WHAT YOU WILL DO =>
Extract every line below, verbatim.

Saved data entries:
####################
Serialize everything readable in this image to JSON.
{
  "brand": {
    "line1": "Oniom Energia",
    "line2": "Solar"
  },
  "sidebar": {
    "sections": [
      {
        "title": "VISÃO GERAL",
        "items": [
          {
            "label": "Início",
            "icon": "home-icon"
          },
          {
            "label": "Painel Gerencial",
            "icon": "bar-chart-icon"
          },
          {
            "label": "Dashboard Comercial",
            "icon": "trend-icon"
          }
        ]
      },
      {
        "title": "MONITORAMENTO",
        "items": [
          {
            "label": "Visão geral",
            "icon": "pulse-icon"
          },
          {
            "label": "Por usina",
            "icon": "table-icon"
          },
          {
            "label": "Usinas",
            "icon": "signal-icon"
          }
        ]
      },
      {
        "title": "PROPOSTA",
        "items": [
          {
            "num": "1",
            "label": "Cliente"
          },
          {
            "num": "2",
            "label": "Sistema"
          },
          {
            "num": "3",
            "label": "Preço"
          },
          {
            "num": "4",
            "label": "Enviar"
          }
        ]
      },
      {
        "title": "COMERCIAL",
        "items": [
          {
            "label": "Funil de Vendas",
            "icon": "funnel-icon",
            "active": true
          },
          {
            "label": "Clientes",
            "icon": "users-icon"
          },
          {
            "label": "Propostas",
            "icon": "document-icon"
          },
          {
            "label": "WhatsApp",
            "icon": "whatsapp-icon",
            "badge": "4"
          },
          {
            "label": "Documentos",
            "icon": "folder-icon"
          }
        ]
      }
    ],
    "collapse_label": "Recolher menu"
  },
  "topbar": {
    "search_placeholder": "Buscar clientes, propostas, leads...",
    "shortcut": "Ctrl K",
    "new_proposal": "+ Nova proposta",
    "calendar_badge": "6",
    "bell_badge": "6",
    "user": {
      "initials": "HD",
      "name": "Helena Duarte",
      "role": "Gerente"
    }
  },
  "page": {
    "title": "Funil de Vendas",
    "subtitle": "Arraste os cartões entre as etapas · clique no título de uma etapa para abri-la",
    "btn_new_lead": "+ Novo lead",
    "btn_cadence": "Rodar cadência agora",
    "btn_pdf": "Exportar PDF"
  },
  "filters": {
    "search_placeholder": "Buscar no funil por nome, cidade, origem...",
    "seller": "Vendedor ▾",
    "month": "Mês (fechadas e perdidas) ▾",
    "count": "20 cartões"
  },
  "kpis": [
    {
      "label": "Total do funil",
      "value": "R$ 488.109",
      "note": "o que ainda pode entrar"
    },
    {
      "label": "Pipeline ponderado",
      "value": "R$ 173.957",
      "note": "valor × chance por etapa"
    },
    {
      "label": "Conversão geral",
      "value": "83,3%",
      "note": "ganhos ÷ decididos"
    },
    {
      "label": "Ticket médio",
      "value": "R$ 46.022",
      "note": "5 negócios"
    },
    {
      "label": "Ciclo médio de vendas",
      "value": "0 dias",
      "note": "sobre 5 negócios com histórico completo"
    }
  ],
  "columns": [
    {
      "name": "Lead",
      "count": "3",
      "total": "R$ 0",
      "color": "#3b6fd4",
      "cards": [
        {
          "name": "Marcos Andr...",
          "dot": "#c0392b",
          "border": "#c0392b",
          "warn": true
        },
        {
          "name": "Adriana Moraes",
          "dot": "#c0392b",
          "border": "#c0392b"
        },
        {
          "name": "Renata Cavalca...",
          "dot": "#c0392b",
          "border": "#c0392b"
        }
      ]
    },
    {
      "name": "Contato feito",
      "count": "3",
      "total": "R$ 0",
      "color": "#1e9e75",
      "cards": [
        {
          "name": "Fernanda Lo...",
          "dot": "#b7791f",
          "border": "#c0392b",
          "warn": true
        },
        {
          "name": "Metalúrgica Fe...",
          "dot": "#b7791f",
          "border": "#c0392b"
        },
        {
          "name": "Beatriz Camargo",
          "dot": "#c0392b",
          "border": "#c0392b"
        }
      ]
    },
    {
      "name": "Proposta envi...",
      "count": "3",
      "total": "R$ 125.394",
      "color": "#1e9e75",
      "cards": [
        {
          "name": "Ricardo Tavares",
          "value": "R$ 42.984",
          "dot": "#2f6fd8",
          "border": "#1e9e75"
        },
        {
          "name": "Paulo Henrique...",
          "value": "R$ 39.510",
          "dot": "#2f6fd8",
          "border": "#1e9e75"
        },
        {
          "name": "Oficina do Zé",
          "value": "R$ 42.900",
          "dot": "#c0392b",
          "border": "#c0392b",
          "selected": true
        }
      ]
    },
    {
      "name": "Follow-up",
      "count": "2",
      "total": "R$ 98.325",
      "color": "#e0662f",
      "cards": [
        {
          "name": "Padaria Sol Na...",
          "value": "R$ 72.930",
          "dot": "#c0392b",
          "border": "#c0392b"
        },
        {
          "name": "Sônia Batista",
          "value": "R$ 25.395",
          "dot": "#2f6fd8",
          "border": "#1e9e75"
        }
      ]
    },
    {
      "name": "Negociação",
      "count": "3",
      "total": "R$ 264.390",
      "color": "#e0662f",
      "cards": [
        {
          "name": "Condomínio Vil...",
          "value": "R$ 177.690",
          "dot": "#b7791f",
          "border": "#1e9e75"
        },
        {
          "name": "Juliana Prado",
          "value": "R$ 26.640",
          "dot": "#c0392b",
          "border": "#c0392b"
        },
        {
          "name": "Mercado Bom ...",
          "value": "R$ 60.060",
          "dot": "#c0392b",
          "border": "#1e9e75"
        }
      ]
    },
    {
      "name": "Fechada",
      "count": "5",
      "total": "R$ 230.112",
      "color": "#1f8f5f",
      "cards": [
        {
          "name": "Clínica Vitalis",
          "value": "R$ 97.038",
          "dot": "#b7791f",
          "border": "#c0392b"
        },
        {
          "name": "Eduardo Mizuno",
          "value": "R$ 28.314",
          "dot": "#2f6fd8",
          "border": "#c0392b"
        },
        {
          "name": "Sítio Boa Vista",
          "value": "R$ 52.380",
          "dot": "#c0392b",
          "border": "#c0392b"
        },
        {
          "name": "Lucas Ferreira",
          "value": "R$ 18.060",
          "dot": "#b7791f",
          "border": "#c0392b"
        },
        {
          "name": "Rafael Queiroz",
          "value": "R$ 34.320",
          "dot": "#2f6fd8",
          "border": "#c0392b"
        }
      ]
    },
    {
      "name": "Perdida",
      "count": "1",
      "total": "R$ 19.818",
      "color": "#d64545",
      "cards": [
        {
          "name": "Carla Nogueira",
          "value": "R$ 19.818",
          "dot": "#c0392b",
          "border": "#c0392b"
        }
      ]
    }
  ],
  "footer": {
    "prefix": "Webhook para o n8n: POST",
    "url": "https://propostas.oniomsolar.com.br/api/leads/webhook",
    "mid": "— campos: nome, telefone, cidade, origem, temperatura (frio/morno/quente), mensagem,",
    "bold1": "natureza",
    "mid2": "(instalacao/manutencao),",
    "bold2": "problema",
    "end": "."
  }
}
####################
OUTPUT OF THE EXERCISE =>
Serialize everything readable in this image to JSON.
{
  "brand": {
    "line1": "Oniom Energia",
    "line2": "Solar"
  },
  "sidebar": {
    "sections": [
      {
        "title": "VISÃO GERAL",
        "items": [
          {
            "label": "Início",
            "icon": "home-icon"
          },
          {
            "label": "Painel Gerencial",
            "icon": "bar-chart-icon"
          },
          {
            "label": "Dashboard Comercial",
            "icon": "trend-icon"
          }
        ]
      },
      {
        "title": "MONITORAMENTO",
        "items": [
          {
            "label": "Visão geral",
            "icon": "pulse-icon"
          },
          {
            "label": "Por usina",
            "icon": "table-icon"
          },
          {
            "label": "Usinas",
            "icon": "signal-icon"
          }
        ]
      },
      {
        "title": "PROPOSTA",
        "items": [
          {
            "num": "1",
            "label": "Cliente"
          },
          {
            "num": "2",
            "label": "Sistema"
          },
          {
            "num": "3",
            "label": "Preço"
          },
          {
            "num": "4",
            "label": "Enviar"
          }
        ]
      },
      {
        "title": "COMERCIAL",
        "items": [
          {
            "label": "Funil de Vendas",
            "icon": "funnel-icon",
            "active": true
          },
          {
            "label": "Clientes",
            "icon": "users-icon"
          },
          {
            "label": "Propostas",
            "icon": "document-icon"
          },
          {
            "label": "WhatsApp",
            "icon": "whatsapp-icon",
            "badge": "4"
          },
          {
            "label": "Documentos",
            "icon": "folder-icon"
          }
        ]
      }
    ],
    "collapse_label": "Recolher menu"
  },
  "topbar": {
    "search_placeholder": "Buscar clientes, propostas, leads...",
    "shortcut": "Ctrl K",
    "new_proposal": "+ Nova proposta",
    "calendar_badge": "6",
    "bell_badge": "6",
    "user": {
      "initials": "HD",
      "name": "Helena Duarte",
      "role": "Gerente"
    }
  },
  "page": {
    "title": "Funil de Vendas",
    "subtitle": "Arraste os cartões entre as etapas · clique no título de uma etapa para abri-la",
    "btn_new_lead": "+ Novo lead",
    "btn_cadence": "Rodar cadência agora",
    "btn_pdf": "Exportar PDF"
  },
  "filters": {
    "search_placeholder": "Buscar no funil por nome, cidade, origem...",
    "seller": "Vendedor ▾",
    "month": "Mês (fechadas e perdidas) ▾",
    "count": "20 cartões"
  },
  "kpis": [
    {
      "label": "Total do funil",
      "value": "R$ 488.109",
      "note": "o que ainda pode entrar"
    },
    {
      "label": "Pipeline ponderado",
      "value": "R$ 173.957",
      "note": "valor × chance por etapa"
    },
    {
      "label": "Conversão geral",
      "value": "83,3%",
      "note": "ganhos ÷ decididos"
    },
    {
      "label": "Ticket médio",
      "value": "R$ 46.022",
      "note": "5 negócios"
    },
    {
      "label": "Ciclo médio de vendas",
      "value": "0 dias",
      "note": "sobre 5 negócios com histórico completo"
    }
  ],
  "columns": [
    {
      "name": "Lead",
      "count": "3",
      "total": "R$ 0",
      "color": "#3b6fd4",
      "cards": [
        {
          "name": "Marcos Andr...",
          "dot": "#c0392b",
          "border": "#c0392b",
          "warn": true
        },
        {
          "name": "Adriana Moraes",
          "dot": "#c0392b",
          "border": "#c0392b"
        },
        {
          "name": "Renata Cavalca...",
          "dot": "#c0392b",
          "border": "#c0392b"
        }
      ]
    },
    {
      "name": "Contato feito",
      "count": "3",
      "total": "R$ 0",
      "color": "#1e9e75",
      "cards": [
        {
          "name": "Fernanda Lo...",
          "dot": "#b7791f",
          "border": "#c0392b",
          "warn": true
        },
        {
          "name": "Metalúrgica Fe...",
          "dot": "#b7791f",
          "border": "#c0392b"
        },
        {
          "name": "Beatriz Camargo",
          "dot": "#c0392b",
          "border": "#c0392b"
        }
      ]
    },
    {
      "name": "Proposta envi...",
      "count": "3",
      "total": "R$ 125.394",
      "color": "#1e9e75",
      "cards": [
        {
          "name": "Ricardo Tavares",
          "value": "R$ 42.984",
          "dot": "#2f6fd8",
          "border": "#1e9e75"
        },
        {
          "name": "Paulo Henrique...",
          "value": "R$ 39.510",
          "dot": "#2f6fd8",
          "border": "#1e9e75"
        },
        {
          "name": "Oficina do Zé",
          "value": "R$ 42.900",
          "dot": "#c0392b",
          "border": "#c0392b",
          "selected": true
        }
      ]
    },
    {
      "name": "Follow-up",
      "count": "2",
      "total": "R$ 98.325",
      "color": "#e0662f",
      "cards": [
        {
          "name": "Padaria Sol Na...",
          "value": "R$ 72.930",
          "dot": "#c0392b",
          "border": "#c0392b"
        },
        {
          "name": "Sônia Batista",
          "value": "R$ 25.395",
          "dot": "#2f6fd8",
          "border": "#1e9e75"
        }
      ]
    },
    {
      "name": "Negociação",
      "count": "3",
      "total": "R$ 264.390",
      "color": "#e0662f",
      "cards": [
        {
          "name": "Condomínio Vil...",
          "value": "R$ 177.690",
          "dot": "#b7791f",
          "border": "#1e9e75"
        },
        {
          "name": "Juliana Prado",
          "value": "R$ 26.640",
          "dot": "#c0392b",
          "border": "#c0392b"
        },
        {
          "name": "Mercado Bom ...",
          "value": "R$ 60.060",
          "dot": "#c0392b",
          "border": "#1e9e75"
        }
      ]
    },
    {
      "name": "Fechada",
      "count": "5",
      "total": "R$ 230.112",
      "color": "#1f8f5f",
      "cards": [
        {
          "name": "Clínica Vitalis",
          "value": "R$ 97.038",
          "dot": "#b7791f",
          "border": "#c0392b"
        },
        {
          "name": "Eduardo Mizuno",
          "value": "R$ 28.314",
          "dot": "#2f6fd8",
          "border": "#c0392b"
        },
        {
          "name": "Sítio Boa Vista",
          "value": "R$ 52.380",
          "dot": "#c0392b",
          "border": "#c0392b"
        },
        {
          "name": "Lucas Ferreira",
          "value": "R$ 18.060",
          "dot": "#b7791f",
          "border": "#c0392b"
        },
        {
          "name": "Rafael Queiroz",
          "value": "R$ 34.320",
          "dot": "#2f6fd8",
          "border": "#c0392b"
        }
      ]
    },
    {
      "name": "Perdida",
      "count": "1",
      "total": "R$ 19.818",
      "color": "#d64545",
      "cards": [
        {
          "name": "Carla Nogueira",
          "value": "R$ 19.818",
          "dot": "#c0392b",
          "border": "#c0392b"
        }
      ]
    }
  ],
  "footer": {
    "prefix": "Webhook para o n8n: POST",
    "url": "https://propostas.oniomsolar.com.br/api/leads/webhook",
    "mid": "— campos: nome, telefone, cidade, origem, temperatura (frio/morno/quente), mensagem,",
    "bold1": "natureza",
    "mid2": "(instalacao/manutencao),",
    "bold2": "problema",
    "end": "."
  }
}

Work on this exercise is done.